** Exercise input follows **

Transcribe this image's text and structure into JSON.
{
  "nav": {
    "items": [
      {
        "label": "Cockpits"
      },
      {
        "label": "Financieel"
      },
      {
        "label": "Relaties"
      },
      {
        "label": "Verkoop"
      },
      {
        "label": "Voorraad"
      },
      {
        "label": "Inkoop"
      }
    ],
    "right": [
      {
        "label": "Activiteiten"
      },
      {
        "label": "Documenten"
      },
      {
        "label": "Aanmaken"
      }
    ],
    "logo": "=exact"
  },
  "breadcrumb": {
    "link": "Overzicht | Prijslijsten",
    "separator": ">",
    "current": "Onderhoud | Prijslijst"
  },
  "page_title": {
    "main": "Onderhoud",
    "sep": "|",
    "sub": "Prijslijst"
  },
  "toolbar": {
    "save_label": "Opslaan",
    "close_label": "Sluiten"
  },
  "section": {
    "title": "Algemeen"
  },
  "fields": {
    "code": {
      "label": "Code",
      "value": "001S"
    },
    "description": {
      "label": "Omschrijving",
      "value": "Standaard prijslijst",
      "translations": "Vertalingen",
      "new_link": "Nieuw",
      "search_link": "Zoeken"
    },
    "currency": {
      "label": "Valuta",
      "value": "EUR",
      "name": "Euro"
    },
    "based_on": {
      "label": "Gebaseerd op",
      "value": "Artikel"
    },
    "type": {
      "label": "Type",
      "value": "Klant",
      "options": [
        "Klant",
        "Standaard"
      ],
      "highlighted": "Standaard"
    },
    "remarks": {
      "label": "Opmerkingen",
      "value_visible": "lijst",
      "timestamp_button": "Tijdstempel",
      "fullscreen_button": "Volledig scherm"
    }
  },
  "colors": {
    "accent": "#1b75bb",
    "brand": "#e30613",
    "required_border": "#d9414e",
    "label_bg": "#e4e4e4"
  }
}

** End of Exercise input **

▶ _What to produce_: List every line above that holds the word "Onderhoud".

▶ _Response to the exercise_:
    "current": "Onderhoud | Prijslijst"
    "main": "Onderhoud",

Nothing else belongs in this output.